Video - Panta Rei Danseteater 'Lullaby'
Norwegian dance company Panta Rei Danseteater, late last year, conducted a little experiment whereby three dance makers created two pieces with the same name based on the same idea, featuring three male dancers and two musicians, to see what the outcome was.
June 2nd, 2016watch now
by Neil Nisbet
Over the last 10 years I have filmed thousands of hours of dance in all kinds of situations. Hundreds of live performances, rehearsals, events, indoors and outdoors, from the most experienced professional companies to the greenest of beginners.

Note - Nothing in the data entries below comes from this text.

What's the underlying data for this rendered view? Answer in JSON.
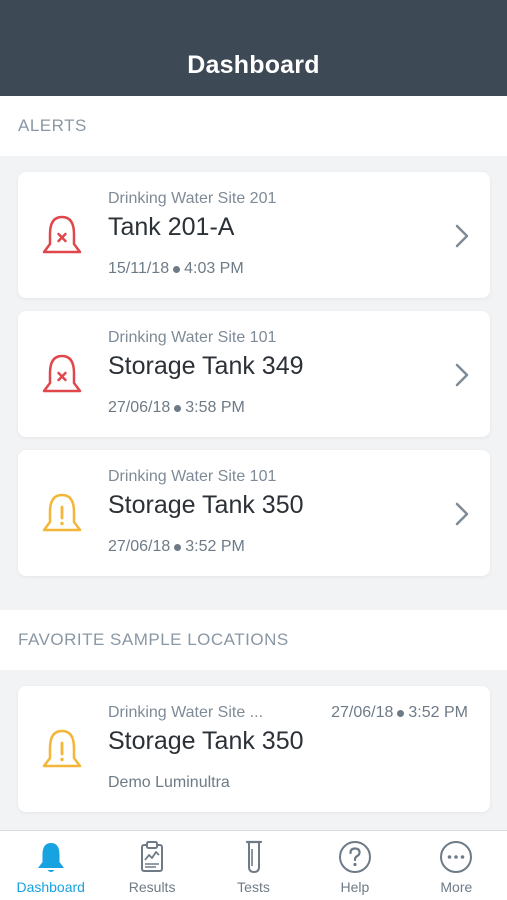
{
  "header": {
    "title": "Dashboard"
  },
  "alerts_section": {
    "title": "ALERTS"
  },
  "alerts": [
    {
      "site": "Drinking Water Site 201",
      "name": "Tank 201-A",
      "date": "15/11/18",
      "time": "4:03 PM",
      "severity": "critical",
      "icon": "bell-x-icon"
    },
    {
      "site": "Drinking Water Site 101",
      "name": "Storage Tank 349",
      "date": "27/06/18",
      "time": "3:58 PM",
      "severity": "critical",
      "icon": "bell-x-icon"
    },
    {
      "site": "Drinking Water Site 101",
      "name": "Storage Tank 350",
      "date": "27/06/18",
      "time": "3:52 PM",
      "severity": "warning",
      "icon": "bell-exclamation-icon"
    }
  ],
  "favorites_section": {
    "title": "FAVORITE SAMPLE LOCATIONS"
  },
  "favorites": [
    {
      "site": "Drinking Water Site ...",
      "name": "Storage Tank 350",
      "date": "27/06/18",
      "time": "3:52 PM",
      "org": "Demo Luminultra",
      "severity": "warning",
      "icon": "bell-exclamation-icon"
    }
  ],
  "tabs": [
    {
      "label": "Dashboard",
      "icon": "bell-icon",
      "active": true
    },
    {
      "label": "Results",
      "icon": "clipboard-chart-icon",
      "active": false
    },
    {
      "label": "Tests",
      "icon": "test-tube-icon",
      "active": false
    },
    {
      "label": "Help",
      "icon": "question-circle-icon",
      "active": false
    },
    {
      "label": "More",
      "icon": "ellipsis-circle-icon",
      "active": false
    }
  ],
  "colors": {
    "header_bg": "#3d4a55",
    "critical": "#e0474c",
    "warning": "#f4b638",
    "active_tab": "#17a2e0",
    "inactive_tab": "#6e7b87"
  }
}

I've used all kinds of equipment, been squeezed into the smallest of spaces to get a good shot and felt the intense pain most cameras operators know only to well from a long day of hand held filming. I've pulled a rabbit out of a hat more than once to make something with minimal material with no time to do it.
Over the last 12 months, via Article19's various, for want of a better word, channels our dear readers have watched more than 50,000 hours worth of dance material.
I tell you this only to let you know that I speak from a position of experience and because
I have a request, I want the people getting in my way to get out of my way.
Now, I don't mean you're blocking my shot or I want to film everything, no.
What I mean is this. As someone who wants to watch dance both in the the theatre and, more importantly for this piece, on screen I need whomever is responsible to stop making it really difficult for me to do that.
I don't want your jump cut, whip panned, dutch tilted, craned, hyper edited, close up, blackout, pull quoted, one minute, meaningless "trailer". I want to see the work, I want to see the movement, that thing we call dance.
From my personal point of view I think the filming of a dance performance should be approached with the same diligence a journalist uses when telling the truth in a piece of writing. Your work is what it is, stop trying to make us think it's something that it's not.
I bring this up because a lot of the older videos on Article19 are being upgraded to a better quality format. Just yesterday we published the upgraded version of 'Riff' by Matthias Sperling, a work from three years ago (you can watch it above).
From a filming perspective it's the dream shoot because it's a solo, it's doesn't get any simpler than that.
Mr Sperling is an accomplished dance maker and an experienced, highly skilled professional dancer. He doesn't need my help or any camera trickery to make the work look good. He just needs me to get out of his way and film the movement. Do you think your ability to watch and enjoy (or not) this piece of dance would be enhanced by unnecessary cutting, close ups or on screen pull quotes?
Look at it from another perspective. Do you think the iPad would be the commercial success it is today if the thing was complicated to use and kept getting in your way every time you tried to do something with it? Of course not, it's successful because it's simple. The iPad is the KISS principle writ large.
What about movies? One of the best cinematographers in the world is a guy called Tom Stern, you've probably never heard of him but he's the guy that shot 'Million Dollar Baby' (among many other movies), Clint Eastwood's Oscar winning boxing film. Every shot is designed to let the actors and the writing, the real strengths of any film, shine through. It's understated, simple and staggeringly effective because we don't want to see the camera work, we want to watch the movie.
There's a worrying trend right now in dance that seems to be restricting more and more of what we can watch online. Dance seems to be following the model, perhaps unwittingly, of the music, television and film industries. That model is "Sharing is bad, control is good".
With the possible exception of Siobhan Davies Dance Company you would be hard pressed to find substantive examples of any dance companies work anywhere online, not even on their own websites.
I get that dance companies want people to come to the theatre and see their work, of course they do, but dance is, and always has been, struggling to get people through the door. The answer does not lie in control and meaningless trailers, the answers lie in sharing and substance. The more material that's put out there the more chances people have to get to know the companies, the work and the art-form in general.
Dance is a complex and thoughtful art form. It requires you to pay attention to fully grasp what's going on. As Tero Saarinen said, it's not "fast food", and as I say, it's not So You Think You Can Dance, it's better than that, so how about we start showing it to people as often as we can?